Senator Warren’s sensible policy proposals deserve a broad audience, but a drawback of starting an intensive election campaign nearly two years before election day (Canada has a maximum campaign period of 50 days) is that candidates, such as Warren, are more or less compelled to repeat the same stock sound-bites over and over. Her answer to the light-bulb question at the recent debate appears to reflect that constraint.
Two further points the Senator might have made:
Firstly, pre LED lighting accounts for some 3% of US energy consumption. Efficiency gains from LED are significant, although lowered somewhat by the lack of explicit carbon pricing rules which means that some of those gains flow into increased lighting rather than reduced energy use.
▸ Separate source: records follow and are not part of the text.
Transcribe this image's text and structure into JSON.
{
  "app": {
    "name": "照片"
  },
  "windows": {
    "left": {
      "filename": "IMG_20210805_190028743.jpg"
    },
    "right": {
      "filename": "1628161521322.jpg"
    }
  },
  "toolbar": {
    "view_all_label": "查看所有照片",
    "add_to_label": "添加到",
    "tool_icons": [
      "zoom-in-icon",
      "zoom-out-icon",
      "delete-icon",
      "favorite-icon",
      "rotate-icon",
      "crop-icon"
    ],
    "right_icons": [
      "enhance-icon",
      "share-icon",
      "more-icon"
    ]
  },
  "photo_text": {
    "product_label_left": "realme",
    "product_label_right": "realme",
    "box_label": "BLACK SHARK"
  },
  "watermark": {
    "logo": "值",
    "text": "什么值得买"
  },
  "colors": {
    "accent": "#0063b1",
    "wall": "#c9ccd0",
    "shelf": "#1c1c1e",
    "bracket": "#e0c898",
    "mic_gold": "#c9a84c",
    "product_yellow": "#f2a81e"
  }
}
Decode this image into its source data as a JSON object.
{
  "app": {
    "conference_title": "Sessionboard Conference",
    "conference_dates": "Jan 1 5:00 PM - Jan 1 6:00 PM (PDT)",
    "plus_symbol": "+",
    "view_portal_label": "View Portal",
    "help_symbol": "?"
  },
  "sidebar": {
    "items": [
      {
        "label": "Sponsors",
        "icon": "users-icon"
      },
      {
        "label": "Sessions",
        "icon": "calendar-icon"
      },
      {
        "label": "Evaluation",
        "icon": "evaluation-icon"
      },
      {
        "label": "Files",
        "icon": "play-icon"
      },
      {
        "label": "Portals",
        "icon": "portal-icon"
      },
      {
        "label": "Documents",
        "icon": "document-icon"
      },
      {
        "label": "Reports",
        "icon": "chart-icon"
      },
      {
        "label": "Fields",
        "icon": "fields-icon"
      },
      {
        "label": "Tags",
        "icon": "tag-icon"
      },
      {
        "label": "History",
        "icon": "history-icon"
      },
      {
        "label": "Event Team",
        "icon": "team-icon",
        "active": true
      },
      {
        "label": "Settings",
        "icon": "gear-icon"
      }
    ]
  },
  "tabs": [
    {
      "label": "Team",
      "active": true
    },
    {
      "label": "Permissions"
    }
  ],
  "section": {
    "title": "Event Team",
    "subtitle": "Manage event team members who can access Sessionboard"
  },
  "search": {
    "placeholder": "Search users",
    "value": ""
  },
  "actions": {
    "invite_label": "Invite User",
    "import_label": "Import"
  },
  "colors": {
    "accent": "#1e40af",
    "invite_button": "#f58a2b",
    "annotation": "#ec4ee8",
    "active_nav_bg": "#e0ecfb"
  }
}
There remains, moreover, greater potential efficiency improvement elsewhere, for instance in the transport sector, which makes up over one third of US energy consumption. Per capita, energy used for transport in Canada, Germany and France, for example, is about one half of America’s.
Furthermore, re the fossil fuel industry: it has had a negative impact when it comes to energy efficiency and climate change. In the crucial early years of climate policy deliberations, fossil fuel interests provided key financial and logistical support to organized efforts to mislead the public and officialdom about climate science. Because increases in atmospheric carbon dioxide are effectively cumulative, the resulting delays in policy action and energy efficiency gains (15+ years ago) markedly shifted the mixture of measures available now, from efficiency and towards sacrifice, if the high costs of long term global climate change are to be seriously reduced by achieving zero net carbon emissions within the next couple of generations.
Online Tax Services says
I think that asking “are you telling people what light bulbs they can buy” is a ridiculous and politically motivated question. Obviously it’s about environmental policy.
Thanks for the great read! I really enjoyed it